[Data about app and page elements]

--

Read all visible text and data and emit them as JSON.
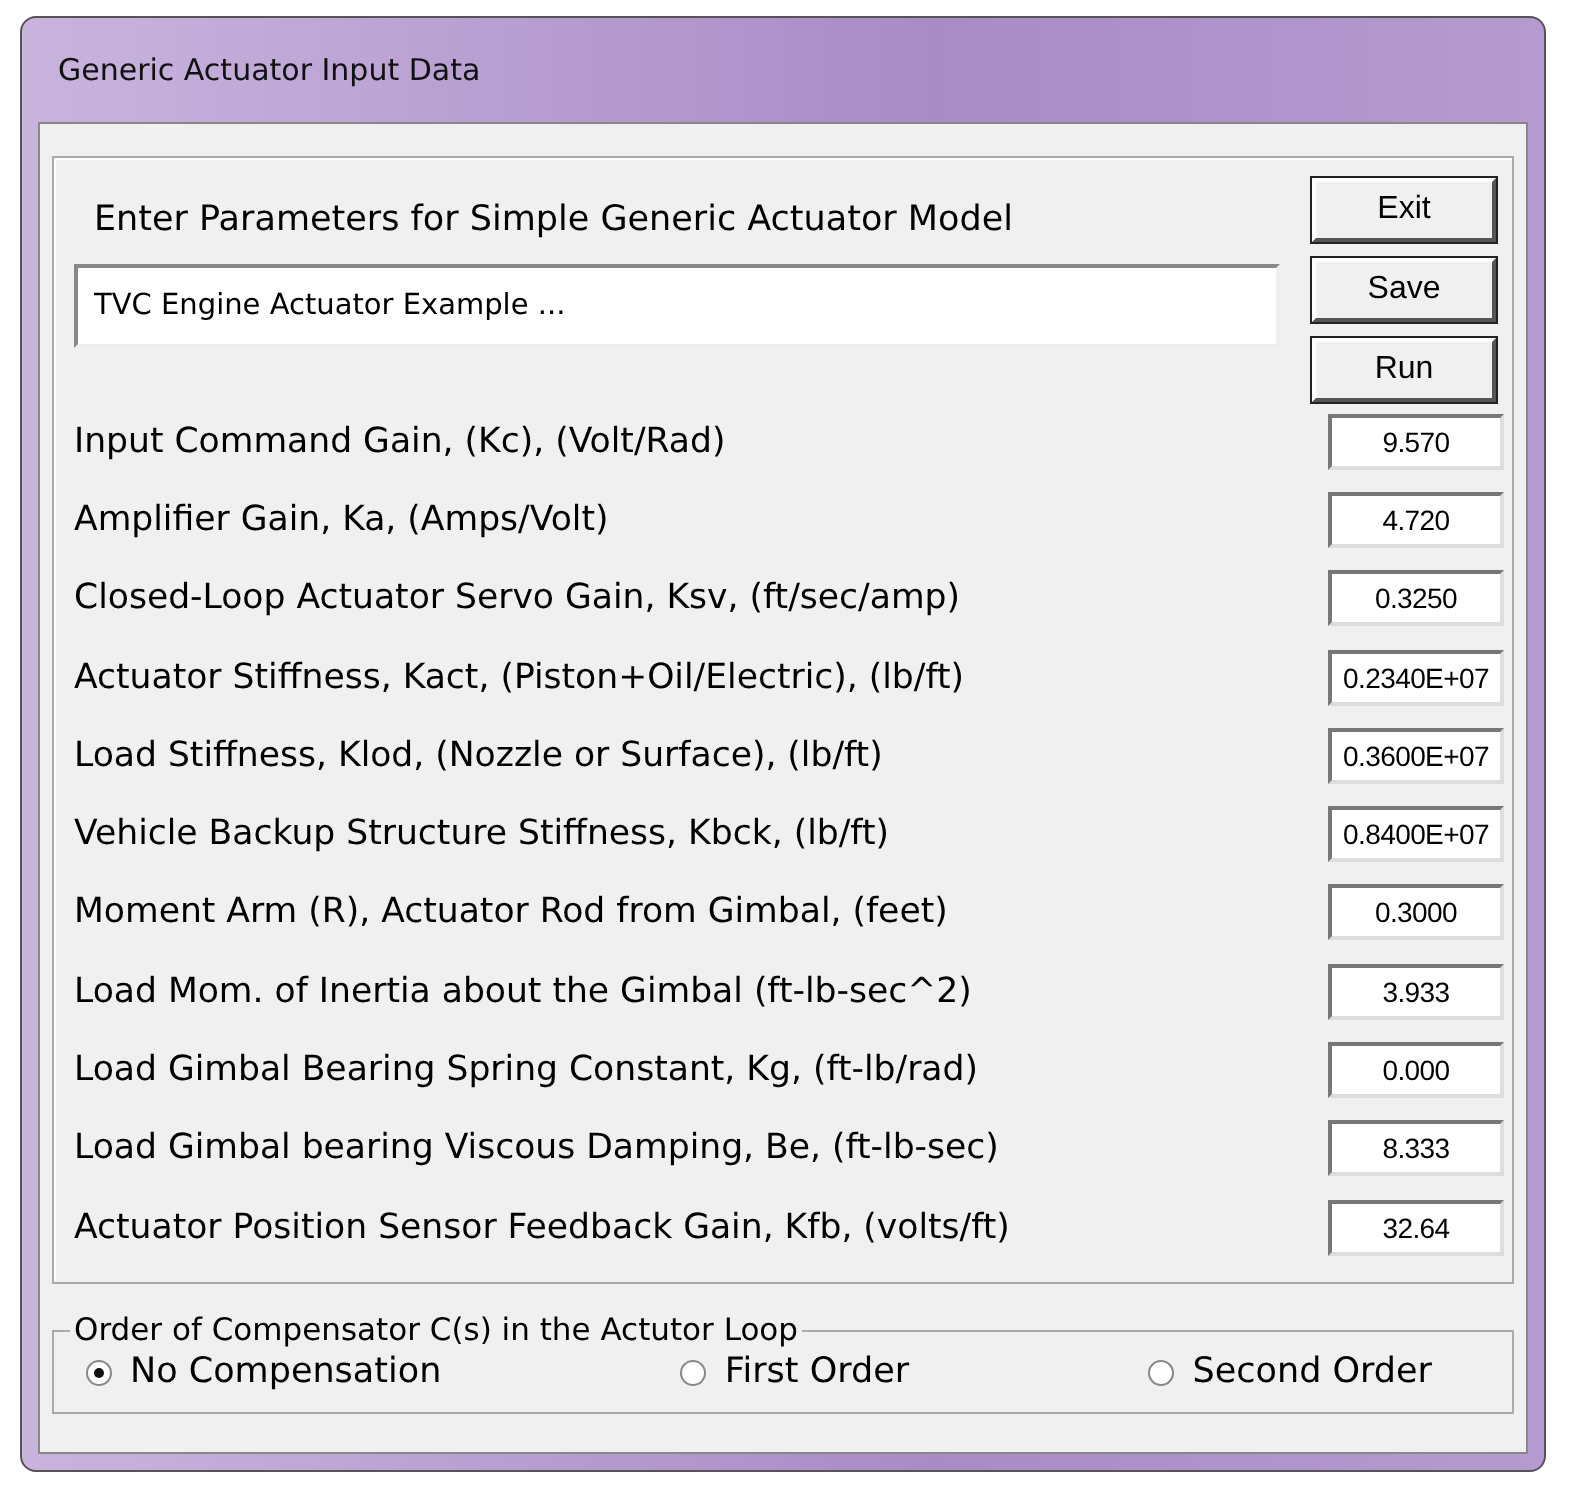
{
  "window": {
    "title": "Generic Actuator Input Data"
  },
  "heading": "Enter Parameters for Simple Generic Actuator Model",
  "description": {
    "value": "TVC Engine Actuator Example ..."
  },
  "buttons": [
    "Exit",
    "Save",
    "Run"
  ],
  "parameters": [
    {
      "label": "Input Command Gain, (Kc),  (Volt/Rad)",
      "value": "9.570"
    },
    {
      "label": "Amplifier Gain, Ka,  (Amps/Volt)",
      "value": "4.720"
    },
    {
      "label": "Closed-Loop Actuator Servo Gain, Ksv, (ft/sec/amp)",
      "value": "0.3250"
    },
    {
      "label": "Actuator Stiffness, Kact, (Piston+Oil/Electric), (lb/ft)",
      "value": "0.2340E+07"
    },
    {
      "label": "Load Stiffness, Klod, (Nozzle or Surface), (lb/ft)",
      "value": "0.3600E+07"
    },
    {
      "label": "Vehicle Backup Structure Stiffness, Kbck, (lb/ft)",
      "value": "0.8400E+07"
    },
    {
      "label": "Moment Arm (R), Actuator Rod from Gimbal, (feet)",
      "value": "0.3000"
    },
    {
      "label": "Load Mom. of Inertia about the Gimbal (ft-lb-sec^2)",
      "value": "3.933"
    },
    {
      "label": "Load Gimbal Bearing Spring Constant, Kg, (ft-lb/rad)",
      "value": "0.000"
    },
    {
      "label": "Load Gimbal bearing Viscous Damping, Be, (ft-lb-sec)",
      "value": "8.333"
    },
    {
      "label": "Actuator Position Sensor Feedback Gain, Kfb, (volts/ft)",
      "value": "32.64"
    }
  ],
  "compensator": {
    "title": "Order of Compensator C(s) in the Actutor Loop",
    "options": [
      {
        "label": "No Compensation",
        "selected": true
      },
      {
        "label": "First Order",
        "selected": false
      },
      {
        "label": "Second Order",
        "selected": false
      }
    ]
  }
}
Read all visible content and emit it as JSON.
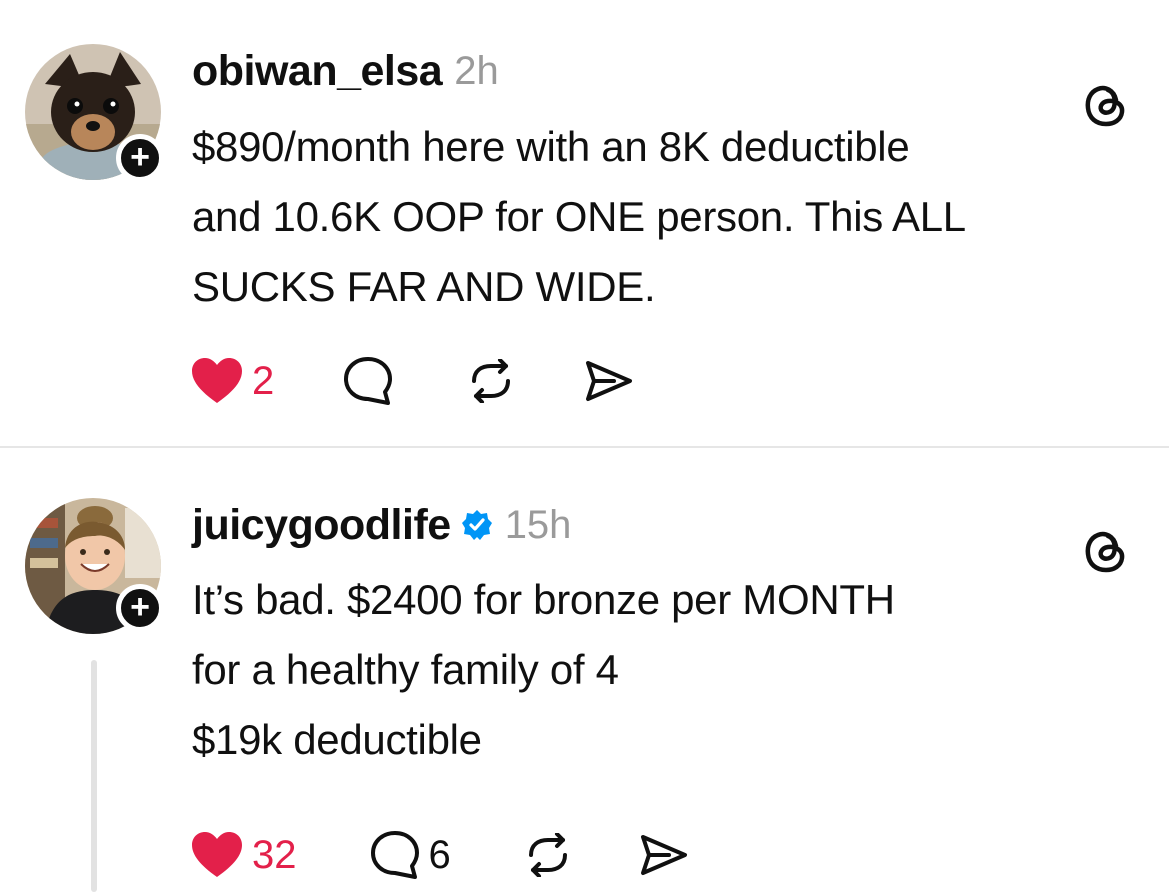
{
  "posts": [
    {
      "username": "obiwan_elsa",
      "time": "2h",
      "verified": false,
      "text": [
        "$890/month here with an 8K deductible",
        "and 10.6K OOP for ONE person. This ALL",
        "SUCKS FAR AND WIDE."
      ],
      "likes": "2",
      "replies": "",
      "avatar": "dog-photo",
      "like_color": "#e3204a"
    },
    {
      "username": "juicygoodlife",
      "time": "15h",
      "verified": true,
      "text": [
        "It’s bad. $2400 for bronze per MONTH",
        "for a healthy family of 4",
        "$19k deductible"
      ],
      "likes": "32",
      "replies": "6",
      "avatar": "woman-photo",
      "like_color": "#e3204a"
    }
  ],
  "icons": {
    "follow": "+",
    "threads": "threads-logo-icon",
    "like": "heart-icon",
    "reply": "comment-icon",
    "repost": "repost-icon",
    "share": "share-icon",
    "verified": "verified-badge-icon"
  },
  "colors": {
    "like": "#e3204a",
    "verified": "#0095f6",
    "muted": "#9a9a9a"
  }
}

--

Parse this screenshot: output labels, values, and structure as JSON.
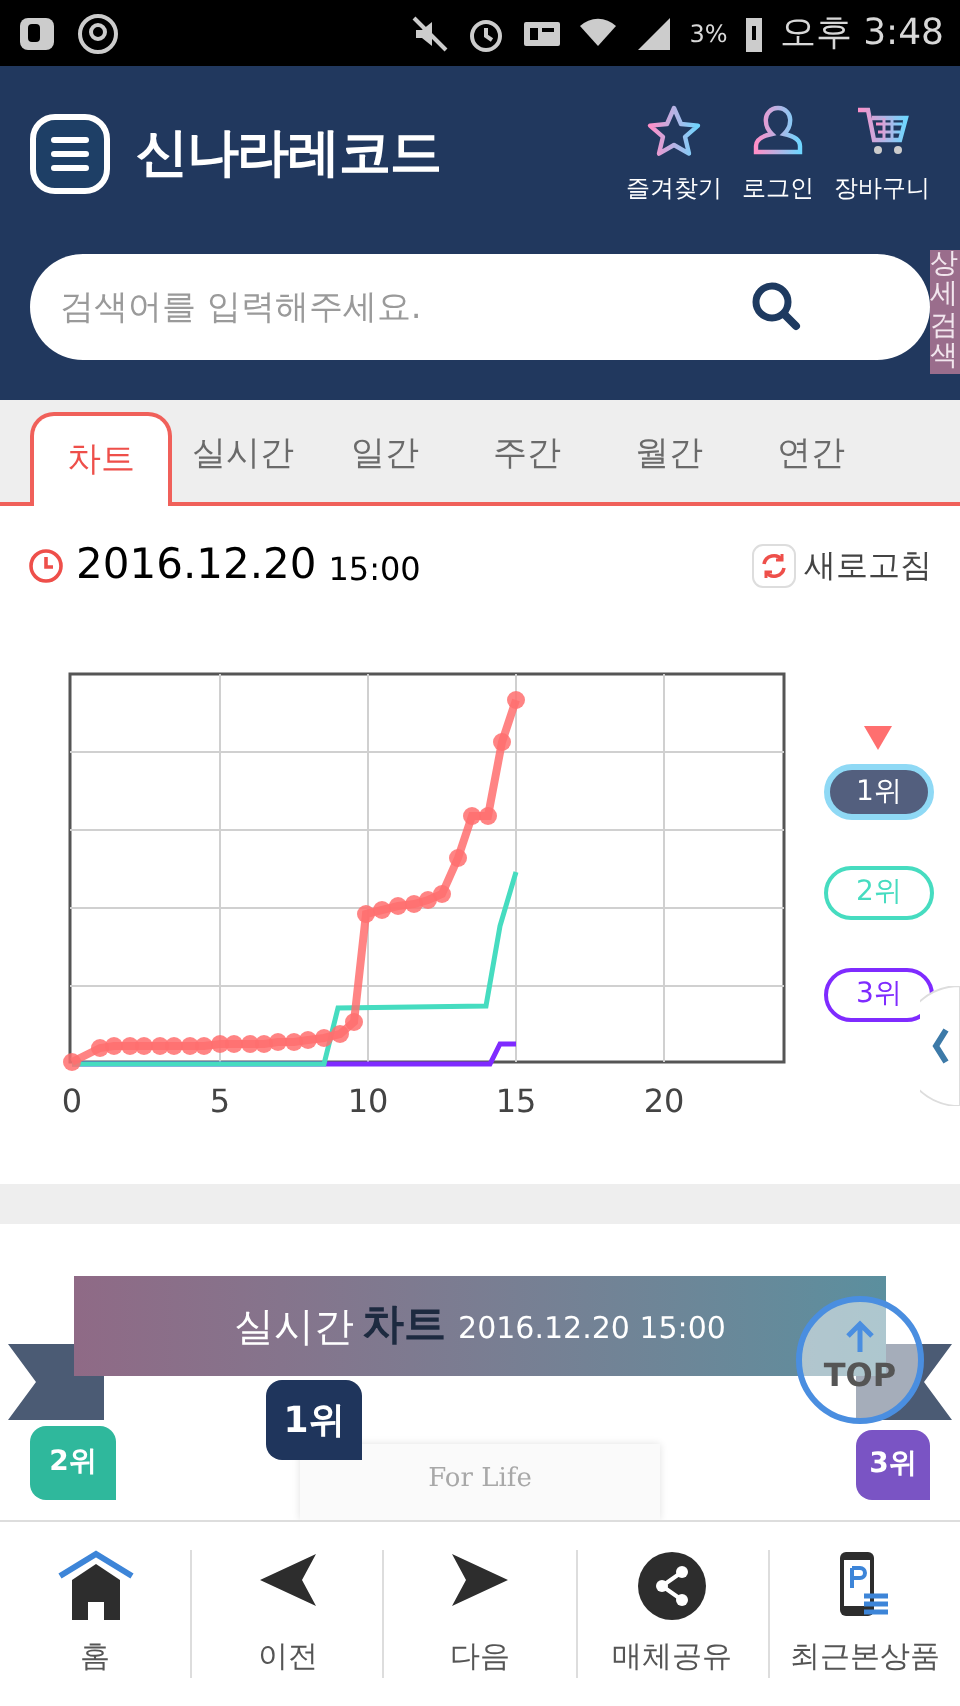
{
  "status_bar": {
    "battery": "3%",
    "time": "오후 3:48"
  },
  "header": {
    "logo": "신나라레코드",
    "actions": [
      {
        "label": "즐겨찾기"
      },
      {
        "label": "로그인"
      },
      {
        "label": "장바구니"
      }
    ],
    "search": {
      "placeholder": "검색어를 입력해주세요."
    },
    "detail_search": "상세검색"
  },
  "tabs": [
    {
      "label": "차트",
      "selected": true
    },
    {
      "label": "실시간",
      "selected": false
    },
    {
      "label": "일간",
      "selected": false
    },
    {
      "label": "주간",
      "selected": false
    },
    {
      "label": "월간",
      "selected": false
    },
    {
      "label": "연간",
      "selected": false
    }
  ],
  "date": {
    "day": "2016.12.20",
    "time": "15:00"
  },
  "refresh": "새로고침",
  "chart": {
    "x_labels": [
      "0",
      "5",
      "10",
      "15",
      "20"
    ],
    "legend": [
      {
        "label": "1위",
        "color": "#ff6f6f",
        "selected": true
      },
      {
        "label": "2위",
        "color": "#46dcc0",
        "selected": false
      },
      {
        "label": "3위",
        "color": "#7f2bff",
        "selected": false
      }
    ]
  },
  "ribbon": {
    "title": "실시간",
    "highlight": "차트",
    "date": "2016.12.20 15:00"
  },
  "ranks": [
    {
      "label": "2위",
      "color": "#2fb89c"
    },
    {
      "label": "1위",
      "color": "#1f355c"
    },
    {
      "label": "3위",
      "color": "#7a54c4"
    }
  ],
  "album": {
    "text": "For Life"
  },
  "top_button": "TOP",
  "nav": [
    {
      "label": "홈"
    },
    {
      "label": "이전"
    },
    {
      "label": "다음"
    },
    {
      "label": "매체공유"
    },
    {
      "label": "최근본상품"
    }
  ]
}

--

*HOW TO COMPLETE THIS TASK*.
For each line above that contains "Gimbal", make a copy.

*RESPONSE AREA*.
      "label": "Moment Arm (R), Actuator Rod from Gimbal, (feet)",
      "label": "Load Mom. of Inertia about the Gimbal (ft-lb-sec^2)",
      "label": "Load Gimbal Bearing Spring Constant, Kg, (ft-lb/rad)",
      "label": "Load Gimbal bearing Viscous Damping, Be, (ft-lb-sec)",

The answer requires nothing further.